President Jefferson's Dogs
People say that Mr. Jefferson was a very smart man. He started studying Latin and Greek and French when he was 9 years old. Then when he was only 16, he went to the College of William and Mary, and he graduated two years later. After that, he studied law and became a lawyer.
Mr. Jefferson did not like dogs when he was a young man, which makes me think that he was not nearly as smart as people say he was. The reason he didn't like dogs was because dogs kept bothering his sheep and sometimes they killed and ate his sheep, which would be a perfectly natural thing for a dog to do, in my opinion.
But Mr. Jefferson was very unreasonable about this, and here's what he wrote in a letter to a friend: "I participate in all your hostility to dogs and would readily join in any plan of exterminating the whole race.
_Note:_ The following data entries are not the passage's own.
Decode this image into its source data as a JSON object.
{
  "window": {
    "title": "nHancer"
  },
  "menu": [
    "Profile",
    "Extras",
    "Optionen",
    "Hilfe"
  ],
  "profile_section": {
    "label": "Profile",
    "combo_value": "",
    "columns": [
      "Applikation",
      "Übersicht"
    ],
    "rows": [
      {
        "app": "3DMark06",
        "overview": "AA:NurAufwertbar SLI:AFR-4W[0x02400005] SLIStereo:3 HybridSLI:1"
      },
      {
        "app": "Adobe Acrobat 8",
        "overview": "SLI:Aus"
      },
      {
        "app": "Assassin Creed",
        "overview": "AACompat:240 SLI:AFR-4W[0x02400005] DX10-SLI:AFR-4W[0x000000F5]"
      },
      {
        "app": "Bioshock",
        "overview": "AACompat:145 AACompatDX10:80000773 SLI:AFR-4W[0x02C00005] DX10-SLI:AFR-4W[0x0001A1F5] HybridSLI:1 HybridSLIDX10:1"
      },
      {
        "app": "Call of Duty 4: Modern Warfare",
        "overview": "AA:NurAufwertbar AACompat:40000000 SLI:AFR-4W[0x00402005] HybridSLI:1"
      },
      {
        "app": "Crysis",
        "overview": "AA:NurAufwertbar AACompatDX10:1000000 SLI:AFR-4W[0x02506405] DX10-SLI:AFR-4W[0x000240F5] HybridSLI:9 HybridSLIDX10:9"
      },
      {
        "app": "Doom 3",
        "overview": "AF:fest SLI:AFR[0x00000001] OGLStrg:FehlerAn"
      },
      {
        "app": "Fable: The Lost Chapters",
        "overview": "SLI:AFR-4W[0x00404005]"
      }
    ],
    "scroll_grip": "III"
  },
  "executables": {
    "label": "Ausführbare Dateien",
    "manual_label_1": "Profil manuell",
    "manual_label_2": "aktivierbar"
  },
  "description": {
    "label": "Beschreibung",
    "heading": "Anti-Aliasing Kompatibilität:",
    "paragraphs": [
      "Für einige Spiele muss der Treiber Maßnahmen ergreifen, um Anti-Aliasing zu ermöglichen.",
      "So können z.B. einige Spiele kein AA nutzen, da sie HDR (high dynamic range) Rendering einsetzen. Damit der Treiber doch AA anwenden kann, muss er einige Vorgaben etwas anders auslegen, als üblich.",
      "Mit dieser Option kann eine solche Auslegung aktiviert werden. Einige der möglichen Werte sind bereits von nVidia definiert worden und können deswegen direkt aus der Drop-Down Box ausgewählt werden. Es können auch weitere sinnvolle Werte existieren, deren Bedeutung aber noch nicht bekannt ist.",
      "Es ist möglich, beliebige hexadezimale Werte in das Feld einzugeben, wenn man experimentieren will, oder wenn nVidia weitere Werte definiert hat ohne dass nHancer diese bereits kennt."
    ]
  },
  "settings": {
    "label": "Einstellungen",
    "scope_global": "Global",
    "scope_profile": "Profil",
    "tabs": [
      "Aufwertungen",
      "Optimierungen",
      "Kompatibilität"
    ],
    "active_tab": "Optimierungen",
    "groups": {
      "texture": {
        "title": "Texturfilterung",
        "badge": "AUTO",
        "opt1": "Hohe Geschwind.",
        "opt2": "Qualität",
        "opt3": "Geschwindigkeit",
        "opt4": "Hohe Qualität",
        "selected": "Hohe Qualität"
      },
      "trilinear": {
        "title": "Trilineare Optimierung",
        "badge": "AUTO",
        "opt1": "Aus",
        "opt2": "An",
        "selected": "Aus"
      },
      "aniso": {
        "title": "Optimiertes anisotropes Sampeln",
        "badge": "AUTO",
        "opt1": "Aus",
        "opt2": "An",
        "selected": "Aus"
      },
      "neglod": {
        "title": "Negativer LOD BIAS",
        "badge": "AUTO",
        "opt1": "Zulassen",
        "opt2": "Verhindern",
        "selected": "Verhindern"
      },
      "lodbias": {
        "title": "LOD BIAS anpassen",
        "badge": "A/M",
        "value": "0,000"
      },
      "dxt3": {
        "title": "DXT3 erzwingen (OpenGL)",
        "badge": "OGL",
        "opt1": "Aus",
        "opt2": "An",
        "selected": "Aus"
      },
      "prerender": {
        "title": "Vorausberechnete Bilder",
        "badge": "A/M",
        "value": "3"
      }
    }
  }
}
I consider them the most afflicting of all follies for which men tax themselves." Mr. Jefferson also thought that dogs should wear collars with their owners' names on them, so everyone would know who to blame if a dog didn't behave himself. This may be how the idea of license tags for dogs got started.
When the War was over, George Washington got to be the president, and he picked Thomas Jefferson to be the United States' minister to France. So Mr. Jefferson was in France from 1785 to 1789, and while he was there he probably started messing around with one of his slaves, whose name was Sally Heming. And more importantly, he discovered a kind of dog that he liked!
Mr. Jefferson gave pairs of briards to some of his friends so that they could breed them, too. But he warned everybody that if they neglected their dogs or let them go hungry, they would go out and kill sheep and ducks and turkeys and pigs. So in this way, Mr. Jefferson was teaching people to be responsible dog owners.
I don't know if President Jefferson had any dogs with him in the White House or not, but I do know that President Jefferson's secretary, Captain Merriwether Lewis, was chosen to go explore the new Louisiana Purchase land that the U.S. bought from France. And Captain Lewis was smart enough to buy a good dog, the Newfoundland Seaman, to take on the trip with him. But of course, I told you all about Seaman in a previous blog entry.